[WHAT NEEDS TO BE DONE]
Print the data below exactly as it appears.

[TASK INPUT]
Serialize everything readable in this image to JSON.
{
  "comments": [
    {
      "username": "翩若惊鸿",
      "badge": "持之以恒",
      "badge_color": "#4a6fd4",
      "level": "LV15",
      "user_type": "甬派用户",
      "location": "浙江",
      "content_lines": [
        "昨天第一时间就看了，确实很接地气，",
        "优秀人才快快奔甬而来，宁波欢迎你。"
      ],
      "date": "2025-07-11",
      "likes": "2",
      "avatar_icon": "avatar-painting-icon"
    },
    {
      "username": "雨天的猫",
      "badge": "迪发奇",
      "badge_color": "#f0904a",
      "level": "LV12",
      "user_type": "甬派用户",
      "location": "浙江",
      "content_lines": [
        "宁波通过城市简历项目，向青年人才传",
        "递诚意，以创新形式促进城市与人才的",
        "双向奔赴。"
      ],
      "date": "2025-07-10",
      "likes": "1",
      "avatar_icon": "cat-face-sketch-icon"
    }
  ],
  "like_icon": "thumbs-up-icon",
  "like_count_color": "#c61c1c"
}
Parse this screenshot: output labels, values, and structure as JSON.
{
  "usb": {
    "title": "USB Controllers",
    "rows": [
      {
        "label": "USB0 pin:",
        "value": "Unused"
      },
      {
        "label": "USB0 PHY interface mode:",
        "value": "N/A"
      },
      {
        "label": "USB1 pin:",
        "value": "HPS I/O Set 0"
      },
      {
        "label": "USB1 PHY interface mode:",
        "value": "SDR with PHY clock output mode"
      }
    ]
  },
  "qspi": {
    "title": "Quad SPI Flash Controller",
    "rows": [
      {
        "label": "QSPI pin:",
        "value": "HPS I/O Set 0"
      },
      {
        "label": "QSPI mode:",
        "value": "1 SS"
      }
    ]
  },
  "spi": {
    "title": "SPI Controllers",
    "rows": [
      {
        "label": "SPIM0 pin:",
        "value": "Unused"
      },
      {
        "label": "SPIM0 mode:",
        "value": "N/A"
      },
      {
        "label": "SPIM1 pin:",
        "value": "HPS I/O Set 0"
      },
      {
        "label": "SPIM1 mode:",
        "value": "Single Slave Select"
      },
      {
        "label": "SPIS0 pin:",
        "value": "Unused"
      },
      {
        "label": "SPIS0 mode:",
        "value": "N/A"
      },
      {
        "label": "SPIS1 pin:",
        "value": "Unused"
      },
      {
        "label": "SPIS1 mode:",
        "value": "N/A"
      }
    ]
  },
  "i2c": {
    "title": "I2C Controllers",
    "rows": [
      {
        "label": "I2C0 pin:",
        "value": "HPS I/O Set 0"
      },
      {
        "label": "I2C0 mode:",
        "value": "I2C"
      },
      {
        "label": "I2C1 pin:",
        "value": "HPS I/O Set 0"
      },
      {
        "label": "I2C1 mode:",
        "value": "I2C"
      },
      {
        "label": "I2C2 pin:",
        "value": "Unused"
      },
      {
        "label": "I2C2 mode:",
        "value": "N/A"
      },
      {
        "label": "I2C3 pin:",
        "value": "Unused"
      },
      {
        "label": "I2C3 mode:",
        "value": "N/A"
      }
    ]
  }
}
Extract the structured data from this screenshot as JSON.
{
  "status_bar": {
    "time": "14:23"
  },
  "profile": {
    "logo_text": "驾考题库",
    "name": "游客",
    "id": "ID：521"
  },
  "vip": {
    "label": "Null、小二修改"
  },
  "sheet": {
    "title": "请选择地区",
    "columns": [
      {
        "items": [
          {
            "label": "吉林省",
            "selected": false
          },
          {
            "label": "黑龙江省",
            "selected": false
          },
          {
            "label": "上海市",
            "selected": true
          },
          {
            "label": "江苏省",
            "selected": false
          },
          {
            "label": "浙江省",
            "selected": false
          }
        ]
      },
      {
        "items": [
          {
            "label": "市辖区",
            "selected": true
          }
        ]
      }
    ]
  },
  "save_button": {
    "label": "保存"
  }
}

[WRITTEN SOLUTION]
Serialize everything readable in this image to JSON.
{
  "comments": [
    {
      "username": "翩若惊鸿",
      "badge": "持之以恒",
      "badge_color": "#4a6fd4",
      "level": "LV15",
      "user_type": "甬派用户",
      "location": "浙江",
      "content_lines": [
        "昨天第一时间就看了，确实很接地气，",
        "优秀人才快快奔甬而来，宁波欢迎你。"
      ],
      "date": "2025-07-11",
      "likes": "2",
      "avatar_icon": "avatar-painting-icon"
    },
    {
      "username": "雨天的猫",
      "badge": "迪发奇",
      "badge_color": "#f0904a",
      "level": "LV12",
      "user_type": "甬派用户",
      "location": "浙江",
      "content_lines": [
        "宁波通过城市简历项目，向青年人才传",
        "递诚意，以创新形式促进城市与人才的",
        "双向奔赴。"
      ],
      "date": "2025-07-10",
      "likes": "1",
      "avatar_icon": "cat-face-sketch-icon"
    }
  ],
  "like_icon": "thumbs-up-icon",
  "like_count_color": "#c61c1c"
}
Parse this screenshot: output labels, values, and structure as JSON.
{
  "usb": {
    "title": "USB Controllers",
    "rows": [
      {
        "label": "USB0 pin:",
        "value": "Unused"
      },
      {
        "label": "USB0 PHY interface mode:",
        "value": "N/A"
      },
      {
        "label": "USB1 pin:",
        "value": "HPS I/O Set 0"
      },
      {
        "label": "USB1 PHY interface mode:",
        "value": "SDR with PHY clock output mode"
      }
    ]
  },
  "qspi": {
    "title": "Quad SPI Flash Controller",
    "rows": [
      {
        "label": "QSPI pin:",
        "value": "HPS I/O Set 0"
      },
      {
        "label": "QSPI mode:",
        "value": "1 SS"
      }
    ]
  },
  "spi": {
    "title": "SPI Controllers",
    "rows": [
      {
        "label": "SPIM0 pin:",
        "value": "Unused"
      },
      {
        "label": "SPIM0 mode:",
        "value": "N/A"
      },
      {
        "label": "SPIM1 pin:",
        "value": "HPS I/O Set 0"
      },
      {
        "label": "SPIM1 mode:",
        "value": "Single Slave Select"
      },
      {
        "label": "SPIS0 pin:",
        "value": "Unused"
      },
      {
        "label": "SPIS0 mode:",
        "value": "N/A"
      },
      {
        "label": "SPIS1 pin:",
        "value": "Unused"
      },
      {
        "label": "SPIS1 mode:",
        "value": "N/A"
      }
    ]
  },
  "i2c": {
    "title": "I2C Controllers",
    "rows": [
      {
        "label": "I2C0 pin:",
        "value": "HPS I/O Set 0"
      },
      {
        "label": "I2C0 mode:",
        "value": "I2C"
      },
      {
        "label": "I2C1 pin:",
        "value": "HPS I/O Set 0"
      },
      {
        "label": "I2C1 mode:",
        "value": "I2C"
      },
      {
        "label": "I2C2 pin:",
        "value": "Unused"
      },
      {
        "label": "I2C2 mode:",
        "value": "N/A"
      },
      {
        "label": "I2C3 pin:",
        "value": "Unused"
      },
      {
        "label": "I2C3 mode:",
        "value": "N/A"
      }
    ]
  }
}
Extract the structured data from this screenshot as JSON.
{
  "status_bar": {
    "time": "14:23"
  },
  "profile": {
    "logo_text": "驾考题库",
    "name": "游客",
    "id": "ID：521"
  },
  "vip": {
    "label": "Null、小二修改"
  },
  "sheet": {
    "title": "请选择地区",
    "columns": [
      {
        "items": [
          {
            "label": "吉林省",
            "selected": false
          },
          {
            "label": "黑龙江省",
            "selected": false
          },
          {
            "label": "上海市",
            "selected": true
          },
          {
            "label": "江苏省",
            "selected": false
          },
          {
            "label": "浙江省",
            "selected": false
          }
        ]
      },
      {
        "items": [
          {
            "label": "市辖区",
            "selected": true
          }
        ]
      }
    ]
  },
  "save_button": {
    "label": "保存"
  }
}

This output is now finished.